 ken's war coverWhen teen rebellion & culture shock collide. Shop here: Ken’s War

Ken’s War is vibrant with authority … Fowler’s elegantly written novel risks exploring the full range of teenage behavior and emotion.” Nancy Springer, award winning author of YA books.

 

 

 

“Walking the Trail” by Jerry Ellis: Long Trail-Short Book

Beth Fowler headshot by Beth Fowler

 

 

 

When I bought “Walking the Trail” by Jerry Ellis, I crossed my fingers and hoped it would be the kind of travel memoir I would savor while reading and cherish when finished.

My hope was met.

The dreadful history of the Cherokee Trail of Tears is skillfully interwoven in “Walking the Trail.” And we learn a little about Ellis’ family back home, too.

During his walk he, of course, meets people, all of whom are broken to some degree or other, yet they remain kind and philosophical in their approaches to Ellis and life, respectively. He seems to bond with them on a soul level, even though the meetings are brief, a pattern that was cast when he was a boy. He tells us about the time this pattern was created in a passage describing a dove that would come to him when Ellis whistled. I think every human being has had a dove in his or her life, and then learned that doves aren’t forever. The passage is as pure and true as anything you could wish to read.

Readers are rewarded with gems of observation, self-revelation, lust, loss, peace, one-of-a-kind Americans and forward momentum. I was confused only twice by the absence of quotations around dialog.

Ellis wrote about his 900-mile walk in a voice that is both masculine and vulnerable. Now that I’ve finished the 256-page book, I wish the book was longer.

Walking the Trail

Visit Ellis on Facebook https://www.facebook.com/#!/NATIVEDEFENDER

 

 

ken's war coverWhen teen rebellion & culture shock collide. Shop here: Ken’s War

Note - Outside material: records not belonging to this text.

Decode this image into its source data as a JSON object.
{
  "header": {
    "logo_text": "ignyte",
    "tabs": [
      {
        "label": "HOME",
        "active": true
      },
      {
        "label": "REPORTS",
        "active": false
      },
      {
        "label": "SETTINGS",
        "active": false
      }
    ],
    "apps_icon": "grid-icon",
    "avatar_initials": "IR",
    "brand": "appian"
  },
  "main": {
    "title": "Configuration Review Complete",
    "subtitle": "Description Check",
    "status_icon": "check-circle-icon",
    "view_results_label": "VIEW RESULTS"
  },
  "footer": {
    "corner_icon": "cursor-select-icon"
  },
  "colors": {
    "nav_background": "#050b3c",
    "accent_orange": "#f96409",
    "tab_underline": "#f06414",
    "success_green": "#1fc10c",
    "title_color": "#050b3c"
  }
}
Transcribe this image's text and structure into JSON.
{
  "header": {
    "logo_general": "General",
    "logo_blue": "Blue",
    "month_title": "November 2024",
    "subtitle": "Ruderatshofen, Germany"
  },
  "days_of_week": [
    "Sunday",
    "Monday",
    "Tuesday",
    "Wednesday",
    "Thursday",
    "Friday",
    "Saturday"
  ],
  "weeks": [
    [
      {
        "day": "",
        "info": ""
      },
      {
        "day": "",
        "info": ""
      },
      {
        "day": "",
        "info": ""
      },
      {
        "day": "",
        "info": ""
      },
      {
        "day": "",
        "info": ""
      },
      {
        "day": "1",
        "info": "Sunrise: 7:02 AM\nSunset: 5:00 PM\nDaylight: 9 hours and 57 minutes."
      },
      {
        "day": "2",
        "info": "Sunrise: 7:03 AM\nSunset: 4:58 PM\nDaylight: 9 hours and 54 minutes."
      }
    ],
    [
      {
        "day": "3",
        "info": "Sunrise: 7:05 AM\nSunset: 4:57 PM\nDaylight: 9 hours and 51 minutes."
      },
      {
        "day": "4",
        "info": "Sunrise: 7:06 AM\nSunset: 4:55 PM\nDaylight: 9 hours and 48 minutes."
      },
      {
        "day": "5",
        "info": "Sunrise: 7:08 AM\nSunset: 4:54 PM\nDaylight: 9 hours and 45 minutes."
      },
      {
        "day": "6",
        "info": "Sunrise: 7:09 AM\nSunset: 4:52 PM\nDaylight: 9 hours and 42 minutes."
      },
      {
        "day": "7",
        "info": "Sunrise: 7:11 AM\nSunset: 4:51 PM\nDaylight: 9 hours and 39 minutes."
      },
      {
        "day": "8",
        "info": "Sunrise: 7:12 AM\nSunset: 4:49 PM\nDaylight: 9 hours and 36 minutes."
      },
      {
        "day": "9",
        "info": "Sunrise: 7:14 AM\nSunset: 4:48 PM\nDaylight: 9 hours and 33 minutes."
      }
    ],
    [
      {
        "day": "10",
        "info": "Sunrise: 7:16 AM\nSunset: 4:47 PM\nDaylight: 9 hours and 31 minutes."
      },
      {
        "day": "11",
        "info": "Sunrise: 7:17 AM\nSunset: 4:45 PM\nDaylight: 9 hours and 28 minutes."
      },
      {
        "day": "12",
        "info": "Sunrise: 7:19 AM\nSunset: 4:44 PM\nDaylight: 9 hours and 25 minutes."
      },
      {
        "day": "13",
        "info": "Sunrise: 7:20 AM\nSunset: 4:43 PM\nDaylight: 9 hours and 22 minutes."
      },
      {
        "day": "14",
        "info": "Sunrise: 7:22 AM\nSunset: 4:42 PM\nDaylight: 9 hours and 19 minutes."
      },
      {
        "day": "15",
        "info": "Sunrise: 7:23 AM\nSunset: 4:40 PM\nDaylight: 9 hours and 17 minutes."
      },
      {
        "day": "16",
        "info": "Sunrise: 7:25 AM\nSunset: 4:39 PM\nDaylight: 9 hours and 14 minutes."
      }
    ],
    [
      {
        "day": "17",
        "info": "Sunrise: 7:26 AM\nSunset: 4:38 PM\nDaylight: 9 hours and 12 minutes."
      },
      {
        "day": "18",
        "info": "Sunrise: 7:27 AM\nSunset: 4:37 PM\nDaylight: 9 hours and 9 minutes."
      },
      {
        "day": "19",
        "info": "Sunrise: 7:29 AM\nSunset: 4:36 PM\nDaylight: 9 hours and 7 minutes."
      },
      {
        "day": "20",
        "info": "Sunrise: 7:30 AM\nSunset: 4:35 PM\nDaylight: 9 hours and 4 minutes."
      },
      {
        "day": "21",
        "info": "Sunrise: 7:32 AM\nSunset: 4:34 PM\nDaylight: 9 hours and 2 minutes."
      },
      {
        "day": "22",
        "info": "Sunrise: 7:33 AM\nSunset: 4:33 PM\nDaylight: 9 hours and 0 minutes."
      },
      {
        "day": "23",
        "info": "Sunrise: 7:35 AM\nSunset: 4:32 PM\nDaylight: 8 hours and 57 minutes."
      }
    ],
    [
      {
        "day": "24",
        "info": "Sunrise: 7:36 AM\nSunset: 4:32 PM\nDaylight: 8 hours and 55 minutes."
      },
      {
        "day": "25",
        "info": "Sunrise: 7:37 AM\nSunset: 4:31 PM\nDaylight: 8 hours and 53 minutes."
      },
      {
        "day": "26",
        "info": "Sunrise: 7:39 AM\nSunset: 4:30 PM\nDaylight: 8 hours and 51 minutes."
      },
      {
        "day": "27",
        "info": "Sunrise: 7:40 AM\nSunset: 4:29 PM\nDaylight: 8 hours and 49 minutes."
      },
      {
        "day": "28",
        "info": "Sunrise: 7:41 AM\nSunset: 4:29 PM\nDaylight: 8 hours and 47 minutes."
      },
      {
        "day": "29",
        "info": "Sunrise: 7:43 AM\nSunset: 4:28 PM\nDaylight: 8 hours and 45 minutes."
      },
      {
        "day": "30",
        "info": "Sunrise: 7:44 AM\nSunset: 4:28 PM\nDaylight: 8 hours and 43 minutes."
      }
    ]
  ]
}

Ken’s War is vibrant with authority … Fowler’s elegantly written novel risks exploring the full range of teenage behavior and emotion.” Nancy Springer, award- winning author of YA books.